City resident Tim Lasiuta has entered the race for a seat on City council in next month’s municipal election.
Lasiuta said his involvement in the community has helped to make him a knowledgeable and practical choice for City council. He also pointed out that there doesn’t currently seem to be much representation for the average citizen.
He added that having worked in a number of areas over the years has also bolstered not only his experience in the community but it’s broadened his perspective as well.
Meanwhile, he’s concerned about the City’s debt load.
“The truth of the matter is a municipality with debt is basically bound for a long time to somebody. You can’t have the freedom to respond to issues that come up.
“It seems the more wealth we have in Red Deer and the more money that flows into our fair City, the more we think we can afford debt. But you can never afford debt.
“You build a community by investment in the community – not by debt.”
Next month’s election will also be providing opportunity for voters to indicate their opinion on whether the City is ready for a ward system. While it does provide a sense of accountability amongst councillors, there are problems with it such as what if a particular resident doesn’t connect with their given representative, said Lasiuta.
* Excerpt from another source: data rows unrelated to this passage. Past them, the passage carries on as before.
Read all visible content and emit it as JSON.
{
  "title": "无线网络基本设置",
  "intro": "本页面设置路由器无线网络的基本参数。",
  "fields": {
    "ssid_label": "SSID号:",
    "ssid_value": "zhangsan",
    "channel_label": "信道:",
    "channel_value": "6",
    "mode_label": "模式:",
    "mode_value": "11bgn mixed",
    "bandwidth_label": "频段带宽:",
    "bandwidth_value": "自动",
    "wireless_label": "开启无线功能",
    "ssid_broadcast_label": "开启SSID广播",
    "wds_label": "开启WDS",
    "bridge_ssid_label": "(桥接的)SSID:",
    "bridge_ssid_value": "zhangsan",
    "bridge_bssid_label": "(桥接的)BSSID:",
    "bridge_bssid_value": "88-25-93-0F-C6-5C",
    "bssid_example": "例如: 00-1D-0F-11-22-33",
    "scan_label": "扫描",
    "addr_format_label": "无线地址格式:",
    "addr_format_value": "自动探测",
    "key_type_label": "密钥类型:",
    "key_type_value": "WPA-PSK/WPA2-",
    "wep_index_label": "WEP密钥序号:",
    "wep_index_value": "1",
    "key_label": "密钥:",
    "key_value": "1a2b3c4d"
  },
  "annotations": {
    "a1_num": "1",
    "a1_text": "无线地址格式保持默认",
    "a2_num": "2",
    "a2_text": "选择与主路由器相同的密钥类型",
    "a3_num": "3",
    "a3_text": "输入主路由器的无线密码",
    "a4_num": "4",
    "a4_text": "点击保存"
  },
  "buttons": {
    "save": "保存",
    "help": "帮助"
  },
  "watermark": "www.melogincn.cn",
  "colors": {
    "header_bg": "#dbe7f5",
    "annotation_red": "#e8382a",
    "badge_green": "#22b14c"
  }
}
“I don’t think we are big enough, and our City isn’t really designed to be neighbourhood ‘self-sufficient’.”
If elected, Lasiuta said he would also work to be more involved in the community at large. “I’d like to think I’d bring some engagement in the community,” he said. “I’m also a big supporter of service groups,” he added, pointing out he’d like to bring more attention to them all, not just the two or three that seem to land most of the attention these days. “You have to look at, over time, the projects they have built.”
Some of the lesser known service groups raise concerns that they aren’t often asked to be part of a given community project, he said. Tapping into what they all have to offer would only serve to enrich and better Red Deer, he said.
“A lot of things service clubs used to do the City has taken over as part of its function, which always leads to more debt in a community and once again a lack of engagement. There’s that loss of engagement on a local level.”
For Lasiuta, being involved in the community for a period of time is what makes a candidate suitable for council. “I think you have to spend time developing what you want to do.
“I also want to make sure there is a different voice on council, and that we, as a group, would stand together and make really good decisions together.
“I think it’s time we had a councillor that looked out for everyone in the City on all levels.”